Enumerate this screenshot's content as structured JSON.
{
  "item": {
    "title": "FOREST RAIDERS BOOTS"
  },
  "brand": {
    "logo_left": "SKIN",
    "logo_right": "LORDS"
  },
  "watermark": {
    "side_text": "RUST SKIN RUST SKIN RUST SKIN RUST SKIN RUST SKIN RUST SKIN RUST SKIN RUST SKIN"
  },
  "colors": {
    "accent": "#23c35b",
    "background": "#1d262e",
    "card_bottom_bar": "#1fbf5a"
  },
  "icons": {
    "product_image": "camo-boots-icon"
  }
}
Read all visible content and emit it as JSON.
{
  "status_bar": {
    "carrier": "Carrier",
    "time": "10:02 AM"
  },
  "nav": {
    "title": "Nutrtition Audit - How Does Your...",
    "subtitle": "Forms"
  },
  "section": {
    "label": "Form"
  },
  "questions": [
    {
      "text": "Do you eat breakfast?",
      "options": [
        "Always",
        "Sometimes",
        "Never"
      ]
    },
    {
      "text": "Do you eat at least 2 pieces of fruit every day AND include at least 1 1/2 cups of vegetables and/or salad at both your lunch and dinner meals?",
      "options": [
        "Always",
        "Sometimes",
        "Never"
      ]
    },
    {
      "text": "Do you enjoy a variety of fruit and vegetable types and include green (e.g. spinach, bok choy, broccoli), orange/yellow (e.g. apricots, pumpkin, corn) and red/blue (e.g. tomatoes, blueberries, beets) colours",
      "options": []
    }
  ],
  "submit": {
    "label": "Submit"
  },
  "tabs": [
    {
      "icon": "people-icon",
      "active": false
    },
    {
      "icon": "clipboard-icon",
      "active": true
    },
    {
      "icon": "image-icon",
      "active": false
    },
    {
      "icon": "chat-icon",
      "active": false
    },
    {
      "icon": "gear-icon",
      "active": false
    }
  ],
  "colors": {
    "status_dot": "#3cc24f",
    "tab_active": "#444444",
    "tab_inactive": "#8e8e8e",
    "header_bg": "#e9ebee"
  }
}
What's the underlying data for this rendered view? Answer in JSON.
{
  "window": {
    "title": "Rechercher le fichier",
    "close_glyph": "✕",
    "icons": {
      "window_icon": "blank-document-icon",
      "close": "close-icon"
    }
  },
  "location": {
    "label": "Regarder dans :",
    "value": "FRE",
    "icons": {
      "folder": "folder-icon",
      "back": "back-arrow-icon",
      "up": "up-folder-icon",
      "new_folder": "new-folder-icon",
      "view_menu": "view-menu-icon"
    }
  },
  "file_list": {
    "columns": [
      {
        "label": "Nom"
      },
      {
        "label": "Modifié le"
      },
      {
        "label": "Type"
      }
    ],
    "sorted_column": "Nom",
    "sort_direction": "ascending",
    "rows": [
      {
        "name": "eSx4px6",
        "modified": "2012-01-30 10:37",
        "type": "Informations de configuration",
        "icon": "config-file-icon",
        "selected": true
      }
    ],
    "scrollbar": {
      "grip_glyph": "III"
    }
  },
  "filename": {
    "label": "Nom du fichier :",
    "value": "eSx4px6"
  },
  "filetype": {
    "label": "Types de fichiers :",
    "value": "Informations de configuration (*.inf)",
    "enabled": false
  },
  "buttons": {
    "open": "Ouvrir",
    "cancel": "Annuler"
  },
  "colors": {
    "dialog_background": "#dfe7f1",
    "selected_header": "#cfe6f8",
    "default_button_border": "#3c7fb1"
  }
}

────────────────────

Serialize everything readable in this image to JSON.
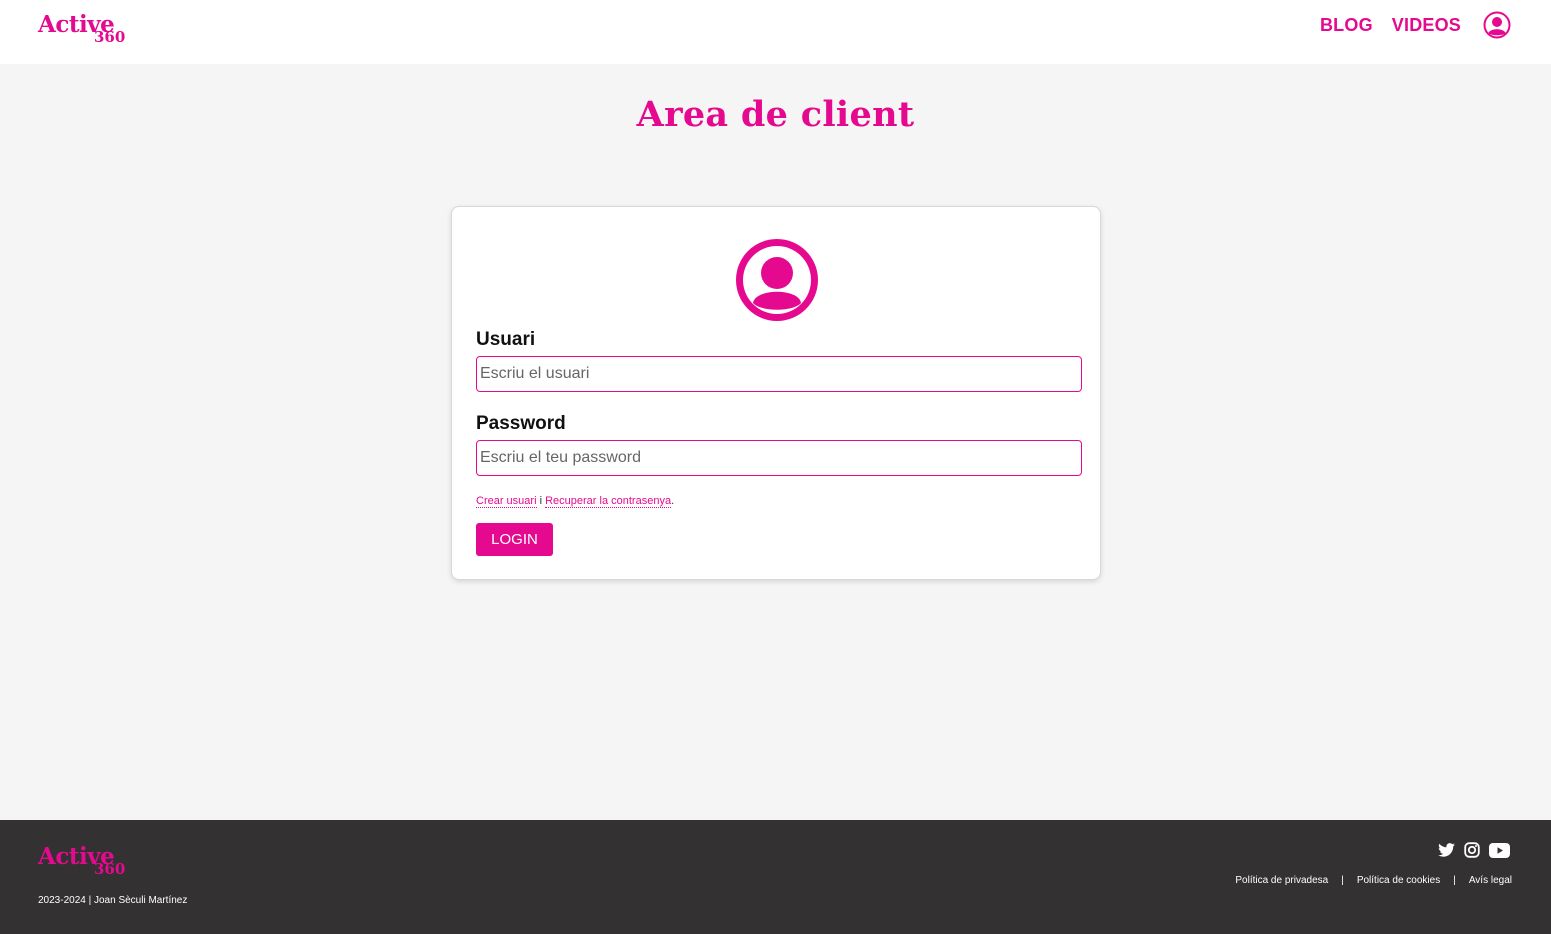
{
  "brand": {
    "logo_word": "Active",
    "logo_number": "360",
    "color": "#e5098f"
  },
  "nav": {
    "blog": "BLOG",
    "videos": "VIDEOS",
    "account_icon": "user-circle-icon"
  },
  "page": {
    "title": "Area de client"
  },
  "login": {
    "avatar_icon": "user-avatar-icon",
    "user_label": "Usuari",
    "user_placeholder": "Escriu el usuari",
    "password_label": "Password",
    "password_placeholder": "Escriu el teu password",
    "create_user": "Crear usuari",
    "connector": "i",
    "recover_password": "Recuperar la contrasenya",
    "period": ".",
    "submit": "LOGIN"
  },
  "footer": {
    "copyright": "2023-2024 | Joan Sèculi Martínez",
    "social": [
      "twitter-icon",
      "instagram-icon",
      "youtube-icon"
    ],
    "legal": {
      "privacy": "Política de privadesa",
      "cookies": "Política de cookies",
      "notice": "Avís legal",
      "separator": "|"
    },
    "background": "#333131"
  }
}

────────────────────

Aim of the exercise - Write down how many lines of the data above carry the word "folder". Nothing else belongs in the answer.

Completed task - 3